The lottery is a popular form of gambling in which people pay to purchase tickets and win prizes based on the results of a random drawing. The prizes are often cash, goods, or services. Some states also offer a public service lotto where the proceeds are used for a particular public good such as education. Lottery games have long been controversial and the subject of heated debate. Some critics argue that lotteries promote compulsive gambling and have a regressive effect on lower-income groups. Others assert that state governments benefit from lotteries by getting tax revenues without imposing additional taxes on their constituents.
The distribution of property or other material benefits by drawing lots has a long history, including several instances in the Bible and the use of lotteries for charitable purposes by Roman emperors. The first recorded lottery to offer tickets for sale and distribute prize money was organized by Augustus Caesar to raise funds for municipal repairs in Rome. Later, the practice spread to the colonies, where Benjamin Franklin held a lottery to raise funds for cannons to defend Philadelphia against the British.
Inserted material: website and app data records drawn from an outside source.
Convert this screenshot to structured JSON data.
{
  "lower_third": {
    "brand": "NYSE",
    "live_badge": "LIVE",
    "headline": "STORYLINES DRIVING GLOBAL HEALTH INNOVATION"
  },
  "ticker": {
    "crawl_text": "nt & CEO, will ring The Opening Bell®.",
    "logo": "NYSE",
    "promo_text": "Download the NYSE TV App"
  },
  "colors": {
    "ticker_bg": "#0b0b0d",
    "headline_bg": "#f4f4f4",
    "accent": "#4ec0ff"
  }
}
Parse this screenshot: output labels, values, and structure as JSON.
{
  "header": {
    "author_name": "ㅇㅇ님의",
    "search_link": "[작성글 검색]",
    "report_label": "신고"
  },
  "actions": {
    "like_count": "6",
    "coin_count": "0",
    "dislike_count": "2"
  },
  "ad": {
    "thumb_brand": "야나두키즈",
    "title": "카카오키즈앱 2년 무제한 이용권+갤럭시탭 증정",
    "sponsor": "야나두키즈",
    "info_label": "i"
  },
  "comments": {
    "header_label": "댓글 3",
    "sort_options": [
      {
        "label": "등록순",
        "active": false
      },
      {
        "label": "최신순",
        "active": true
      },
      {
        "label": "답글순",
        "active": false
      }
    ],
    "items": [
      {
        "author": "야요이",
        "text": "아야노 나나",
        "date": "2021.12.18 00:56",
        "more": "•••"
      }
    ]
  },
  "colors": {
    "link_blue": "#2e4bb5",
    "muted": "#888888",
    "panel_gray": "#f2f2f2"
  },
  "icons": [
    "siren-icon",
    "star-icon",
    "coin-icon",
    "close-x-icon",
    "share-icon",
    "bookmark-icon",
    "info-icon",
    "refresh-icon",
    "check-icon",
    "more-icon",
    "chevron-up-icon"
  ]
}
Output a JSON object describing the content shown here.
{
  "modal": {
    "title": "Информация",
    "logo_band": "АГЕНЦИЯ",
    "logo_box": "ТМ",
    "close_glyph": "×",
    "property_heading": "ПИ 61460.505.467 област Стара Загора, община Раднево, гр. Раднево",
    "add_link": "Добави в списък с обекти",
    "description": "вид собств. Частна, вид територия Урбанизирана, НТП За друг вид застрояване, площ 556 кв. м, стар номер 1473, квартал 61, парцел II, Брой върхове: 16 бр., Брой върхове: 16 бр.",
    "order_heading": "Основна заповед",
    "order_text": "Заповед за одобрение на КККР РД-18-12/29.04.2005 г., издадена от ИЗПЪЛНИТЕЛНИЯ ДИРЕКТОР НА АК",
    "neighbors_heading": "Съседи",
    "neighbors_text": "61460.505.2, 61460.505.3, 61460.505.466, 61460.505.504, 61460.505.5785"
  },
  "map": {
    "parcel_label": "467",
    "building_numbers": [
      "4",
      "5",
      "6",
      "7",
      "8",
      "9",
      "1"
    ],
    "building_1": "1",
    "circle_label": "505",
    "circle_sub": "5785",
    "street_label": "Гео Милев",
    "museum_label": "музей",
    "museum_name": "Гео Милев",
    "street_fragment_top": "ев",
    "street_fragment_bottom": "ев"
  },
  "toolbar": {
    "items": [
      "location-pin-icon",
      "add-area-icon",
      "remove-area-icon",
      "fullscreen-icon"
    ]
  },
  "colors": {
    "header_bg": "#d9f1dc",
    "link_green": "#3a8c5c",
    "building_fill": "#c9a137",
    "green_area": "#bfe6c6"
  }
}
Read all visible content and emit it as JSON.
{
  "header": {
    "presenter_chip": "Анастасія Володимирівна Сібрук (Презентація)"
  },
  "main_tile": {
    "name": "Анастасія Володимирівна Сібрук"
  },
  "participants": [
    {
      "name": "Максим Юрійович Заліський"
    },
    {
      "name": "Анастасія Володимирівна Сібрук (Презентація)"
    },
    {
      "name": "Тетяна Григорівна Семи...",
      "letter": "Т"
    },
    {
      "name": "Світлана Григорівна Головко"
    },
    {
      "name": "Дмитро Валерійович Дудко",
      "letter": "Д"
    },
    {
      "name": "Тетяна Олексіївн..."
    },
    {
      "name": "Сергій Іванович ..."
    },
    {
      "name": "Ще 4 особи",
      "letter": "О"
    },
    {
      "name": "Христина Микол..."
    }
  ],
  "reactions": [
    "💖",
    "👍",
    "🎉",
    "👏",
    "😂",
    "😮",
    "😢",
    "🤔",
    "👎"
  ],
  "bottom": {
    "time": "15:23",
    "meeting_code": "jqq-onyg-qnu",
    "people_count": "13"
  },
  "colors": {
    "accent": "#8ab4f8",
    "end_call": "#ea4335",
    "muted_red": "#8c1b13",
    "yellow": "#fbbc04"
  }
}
Today, the popularity of lotteries is widespread and contributes billions to the economy every year. Although many people claim to have winning strategies, such as playing the numbers in their fortune cookie or using birthdays and anniversaries as lucky numbers, the truth is that lottery winners are largely determined by chance. This is because the odds of a prize are determined by the process of drawing lots, which involves selecting numbered symbols from an empty cup.